The basic issue was that a group of computational linguists from CMU (David Bamman, Brendan O’Connor, and Noah A. Smith) presented a paper about automatically learning character personas from freely available movie plot summaries at this summer's Association for Computational Linguistics conference in Bulgaria (full paper here).
Unfortunately, a couple of UT Austin scholars (Hannah Alpert-Abrams from comparative lit, and Dan Garrette from computer science) thought the paper made fatal flaws with respect to literary studies and asked LL to post their reply. In particular, they felt the the CMU team failed to use contemporary literary theory (or film theory), and instead relied on outdated ideas of persona. They made one other crucial complaint, that the data the CMU team used was flawed.
NLP engineers are good at finding data and working with it, but often bad at interpreting it. I don't mean they're bad at interpreting the results of complex analysis performed on data. I mean they are often bad at understanding the nature of their data to begin with. I think the most important argument the UT Austin team make against the CMU team is this (important point underlined and boldfaced just in case you're stupid):
By focusing on cinematic archetypes, Bamman et al.’s research misses the really exciting potential of their data. Studying Wikipedia entries gives us access into the ways that people talk about film, exploring both general patterns of discourse and points of unexpected divergence.In other words, the CMU team didn't truly understand what their data was. They didn't get data about Personas or Stereotypes in film. Rather, they got data about how a particular group of people talk about a topic. This is a well known issue in humanities studies of all kinds, but it's much less understood in sciences and engineering, as far as I can tell.
To his credit, CMU team member O'Connor addressed part of this in a response by saying:
We did not try to make a contribution to contemporary literary theory. Rather, we focus on developing a computational linguistic research method of analyzing characters in stories. We hope there is a place for both the development of new research methods, as well as actual new substantive findings.And here is where the culture clash erupts. While engineers and scientists are quite used to the idea that "proof of concept" methodology development is an acceptable topic for a refereed conference paper, it is almost unheard of in the humanities (the social sciences falls somewhere in between, and O'Connor notes this).
However, O'Connor didn't address their more substantive point that their underlying data was flawed. Again, with proof of concept papers, this is less of an issue. The UT Austin team made the point that the CMU team didn't ask questions that 'fit into academic discourse about film' (slight paraphrase). O'Connor countered that that was because they didn't even try.
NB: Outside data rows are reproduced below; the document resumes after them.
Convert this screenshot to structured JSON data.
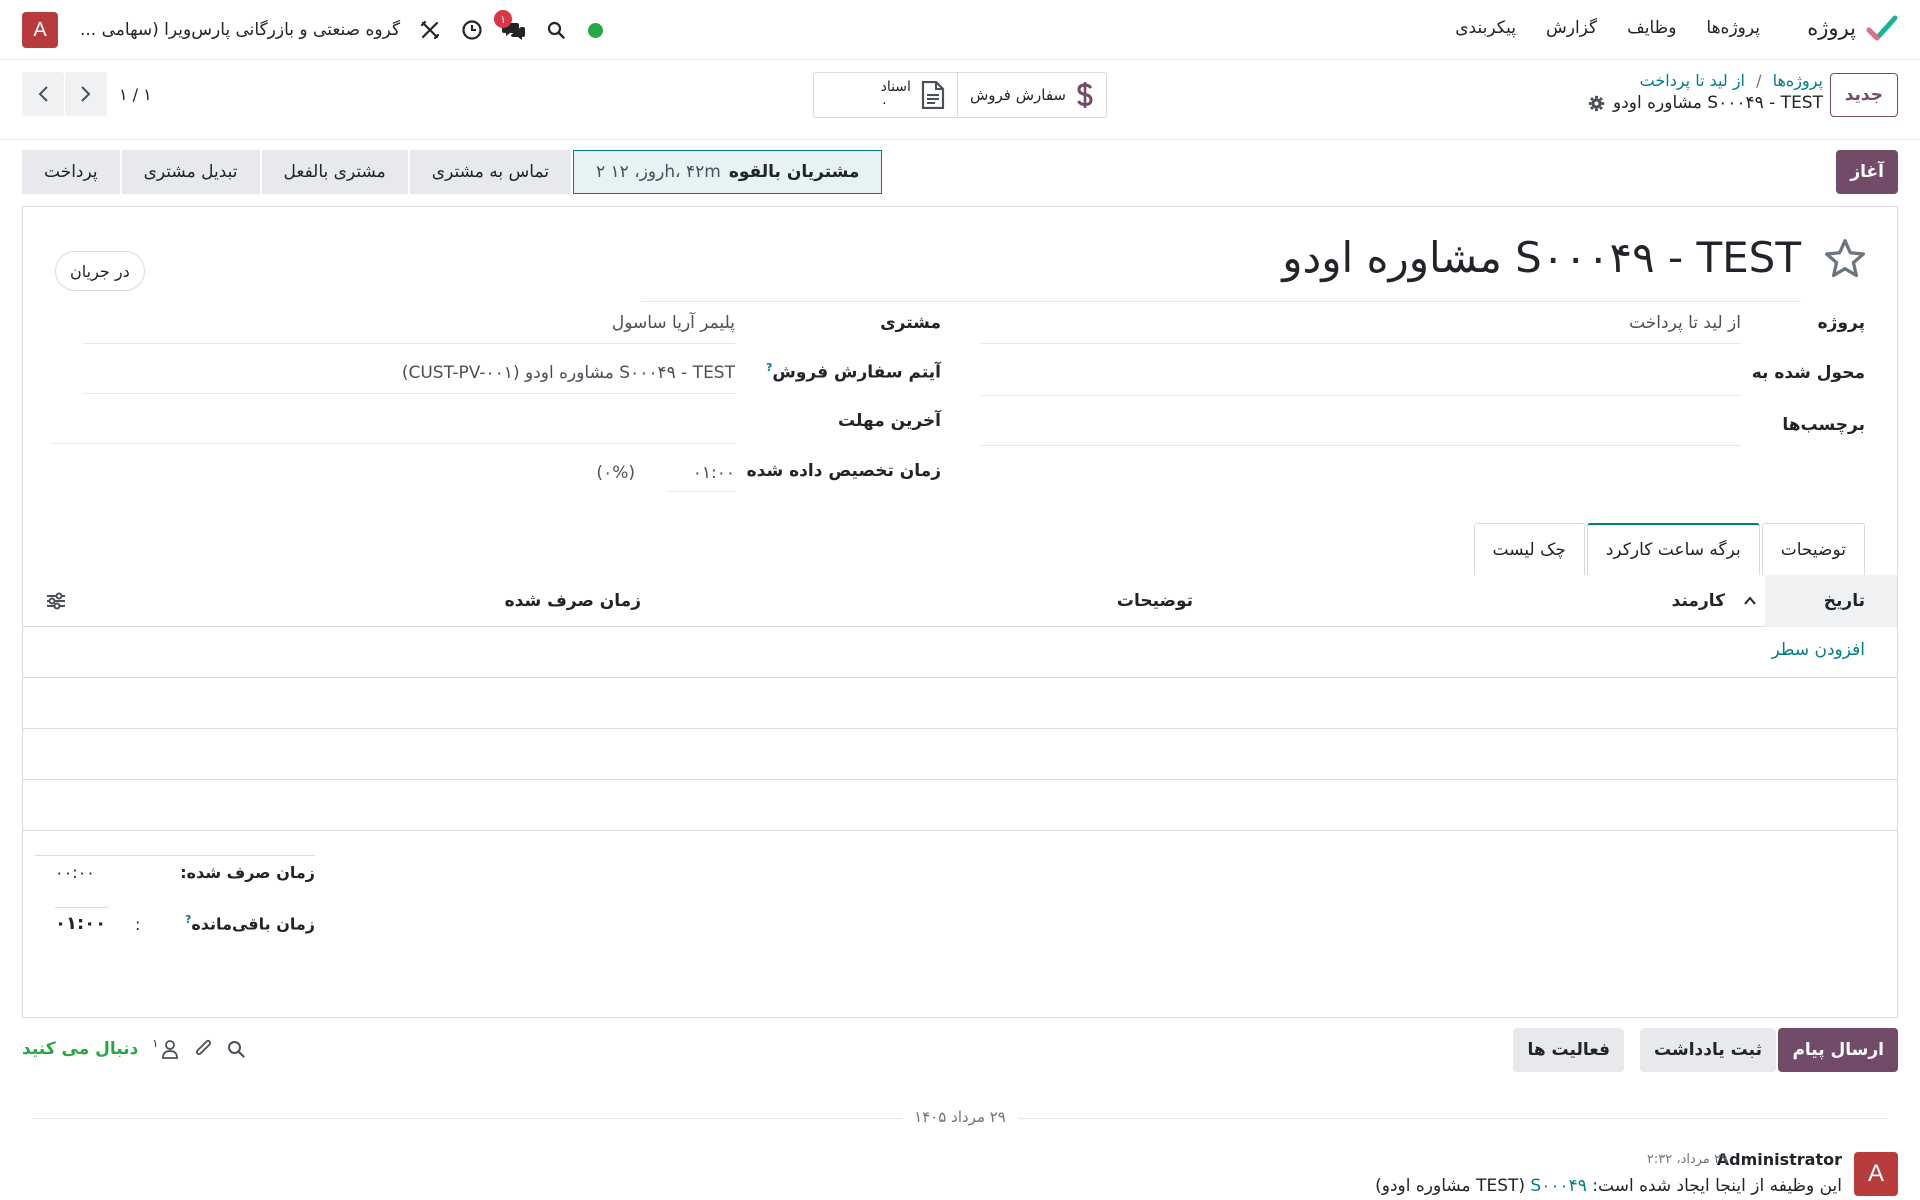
{
  "navbar": {
    "app_name": "پروژه",
    "menu": [
      "پروژه‌ها",
      "وظایف",
      "گزارش",
      "پیکربندی"
    ],
    "company": "گروه صنعتی و بازرگانی پارس‌ویرا (سهامی ...",
    "user_initial": "A",
    "chat_badge": "۱"
  },
  "control": {
    "new_label": "جدید",
    "crumb_projects": "پروژه‌ها",
    "crumb_sep": "/",
    "crumb_pipeline": "از لید تا پرداخت",
    "current": "S۰۰۰۴۹ - TEST مشاوره اودو",
    "smart_sale": "سفارش فروش",
    "smart_docs_label": "اسناد",
    "smart_docs_count": "۰",
    "pager": "۱ / ۱"
  },
  "statusbar": {
    "start_label": "آغاز",
    "stages": [
      {
        "label": "پرداخت"
      },
      {
        "label": "تبدیل مشتری"
      },
      {
        "label": "مشتری بالفعل"
      },
      {
        "label": "تماس به مشتری"
      },
      {
        "label": "مشتریان بالقوه",
        "sub": "۲ روز، ۱۲h، ۴۲m"
      }
    ]
  },
  "form": {
    "title": "S۰۰۰۴۹ - TEST مشاوره اودو",
    "status": "در جریان",
    "project_label": "پروژه",
    "project_value": "از لید تا پرداخت",
    "assignee_label": "محول شده به",
    "tags_label": "برچسب‌ها",
    "customer_label": "مشتری",
    "customer_value": "پلیمر آریا ساسول",
    "so_item_label": "آیتم سفارش فروش",
    "so_item_value": "S۰۰۰۴۹ - TEST مشاوره اودو (CUST-PV-۰۰۱)",
    "deadline_label": "آخرین مهلت",
    "allocated_label": "زمان تخصیص داده شده",
    "allocated_value": "۰۱:۰۰",
    "allocated_pct": "(۰%)",
    "help_mark": "?"
  },
  "tabs": [
    "توضیحات",
    "برگه ساعت کارکرد",
    "چک لیست"
  ],
  "timesheet": {
    "columns": {
      "date": "تاریخ",
      "employee": "کارمند",
      "description": "توضیحات",
      "spent": "زمان صرف شده"
    },
    "add_line": "افزودن سطر",
    "spent_label": "زمان صرف شده:",
    "spent_value": "۰۰:۰۰",
    "remaining_label": "زمان باقی‌مانده",
    "remaining_colon": ":",
    "remaining_value": "۰۱:۰۰"
  },
  "chatter": {
    "send_label": "ارسال پیام",
    "note_label": "ثبت یادداشت",
    "activities_label": "فعالیت ها",
    "followers_count": "۱",
    "follow_label": "دنبال می کنید",
    "date_separator": "۲۹ مرداد ۱۴۰۵",
    "message": {
      "author": "Administrator",
      "when": "۲۹ مرداد، ۲:۳۲",
      "body_prefix": "این وظیفه از اینجا ایجاد شده است:",
      "link": "S۰۰۰۴۹",
      "body_suffix": "(TEST مشاوره اودو)"
    }
  },
  "colors": {
    "primary": "#714b67",
    "link": "#017e84",
    "follow": "#28a745",
    "avatar": "#b83c3c"
  }
}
That was not their goal. As far as I can tell, the CMU team didn't give a hoot about the data at all. It happened to be a convenient data set that they could scrape freely and play with. If anyone has a movie plot data set that is balanced for things like gender, perspective, class, race, etc, I'm confident the CMU team would be happy to apply their process to it. But, the CMU team, as represented by O'Connor's reply, runs the risk as seeming aloof (at best). Showing such blatant disregard for the goals of the very humanities scholars they're trying to develop a method for will not win them many friends in English and comparative literature departments.
O'Connor mentioned that he believed "it’s most useful to publish part of the work early and get scholarly feedback, instead of waiting for years before trying to write a “perfect” paper." While I agree with the interactive feedback notion underlying his point, I have to say that he comes across as a bit smug and arrogant by saying it in this way. He was certainly not showing much respect to the traditions within humanities by adding the snide remark about a "perfect paper." Humanities is its own academic culture, with it's own traditions of what counts as publishable. Simply declaring his own academic traditions as preferable is not particularly respectful.
I also believe that the UT Austin team's response posted on Language Log was somewhat condescending and disrespectful of the CMU team (and some of the LL commenters called them out on it as well). This is a clash of academic cultures. Again, I am sympathetic to both sides. But they will continue to talk past each other until each understands the others' cultures better.
Accomplishments versus QuestsThere is a much larger point to be made about the kind of personalities that engineering tends to draw versus humanities. I'm speculating, but it's been my experience that engineers tend to be driven by accomplishment. Not solving big problems, just solving any problem. They spend a few hours getting a Python script to properly scrape and format plot summaries from an online database, and that makes them happy. They accomplished something. Humanities people tend to be driven by quests. Large scale goals to answer vague and amorphous questions.